Consider these expenses when deciding whether to cancel your event
Have you gotten “the question”? Sometimes it is a surprise that hits you out of nowhere and derails you for a moment. Usually, you can feel it coming and have braced yourself for the blow. You know the query we are talking about. After the latest news story about a spiking variant or travel restriction, you get a note from the CFO or even the CEO asking, faux-casually, “How much would it cost us if we canceled the meeting we have been planning for two years?”
I know, just reading those words can send shivers down your spine. Of course, the easy answer is to look up the cancellation clause in the contract, calculate the number of days out on the sliding scale to see how much you are liable for to the venue and type it in the return email. But that is just the tip of a very expensive iceberg.
Consider the following.
How much have you spent on marketing the event, planning the event and buying branded hoodies and eco-friendly thermoses that will sit in the warehouse? How much will you have to spend on therapy for team members who will see a year’s worth of work undone in a day? More seriously, what will this mean for the relationships you have built?

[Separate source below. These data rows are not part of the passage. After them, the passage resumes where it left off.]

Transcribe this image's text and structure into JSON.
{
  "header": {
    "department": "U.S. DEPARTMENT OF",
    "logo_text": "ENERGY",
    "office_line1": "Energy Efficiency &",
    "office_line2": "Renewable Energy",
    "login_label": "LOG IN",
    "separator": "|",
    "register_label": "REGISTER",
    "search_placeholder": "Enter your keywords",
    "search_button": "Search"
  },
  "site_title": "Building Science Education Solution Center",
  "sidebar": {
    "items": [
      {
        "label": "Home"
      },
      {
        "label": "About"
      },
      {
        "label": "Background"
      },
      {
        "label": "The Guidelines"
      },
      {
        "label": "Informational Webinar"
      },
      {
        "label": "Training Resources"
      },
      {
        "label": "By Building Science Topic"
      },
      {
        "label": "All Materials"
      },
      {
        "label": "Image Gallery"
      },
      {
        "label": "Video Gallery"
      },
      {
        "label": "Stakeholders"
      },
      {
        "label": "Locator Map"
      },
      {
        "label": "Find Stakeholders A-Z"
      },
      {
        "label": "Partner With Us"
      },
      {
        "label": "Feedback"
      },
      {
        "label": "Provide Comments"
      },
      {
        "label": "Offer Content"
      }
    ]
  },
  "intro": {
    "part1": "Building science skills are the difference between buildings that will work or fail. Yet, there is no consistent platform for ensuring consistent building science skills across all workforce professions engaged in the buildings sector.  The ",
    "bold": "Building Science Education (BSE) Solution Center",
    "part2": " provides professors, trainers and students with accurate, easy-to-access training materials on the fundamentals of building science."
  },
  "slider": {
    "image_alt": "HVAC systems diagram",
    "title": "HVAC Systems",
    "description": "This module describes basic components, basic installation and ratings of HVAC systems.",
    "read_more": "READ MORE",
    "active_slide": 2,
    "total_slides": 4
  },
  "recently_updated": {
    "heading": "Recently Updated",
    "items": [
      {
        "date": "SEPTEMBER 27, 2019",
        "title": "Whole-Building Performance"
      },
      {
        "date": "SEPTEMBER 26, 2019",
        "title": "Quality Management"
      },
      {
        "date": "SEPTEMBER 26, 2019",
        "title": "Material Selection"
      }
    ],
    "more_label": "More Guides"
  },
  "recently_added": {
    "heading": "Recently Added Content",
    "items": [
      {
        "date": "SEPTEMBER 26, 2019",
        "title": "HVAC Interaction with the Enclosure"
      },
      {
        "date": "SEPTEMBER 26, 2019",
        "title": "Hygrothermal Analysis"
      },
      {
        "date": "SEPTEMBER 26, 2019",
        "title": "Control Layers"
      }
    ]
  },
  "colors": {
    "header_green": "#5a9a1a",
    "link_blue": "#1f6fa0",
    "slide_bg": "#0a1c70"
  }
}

How much will it cost to communicate the decision to cancel with registered and potential attendees?
What will you do instead to keep the marketing funnel full, fulfill your duty as an association to come together for official business, stay relevant with your audience?
What will the decision to cancel mean for the community where you were planning to hold the event, the taxi drivers, servers and CSR charities who were expecting you? Destinations International offers an Event Impact Calculator (EIC) that your CVB can help you use to quantify that deficit.
Sometimes, canceling is the right decision, but you are going to want to consider all of the ripples from that go/no-go moment when you debate other possibilities, including negotiating room and F&B attrition to facilitate a smaller, possibly hybrid meeting; or rebooking for a later date if available and mutually agreed with the venue as a possibility.
See also: ‘Postpone, Don’t Cancel’ in Action—and Lessons Learned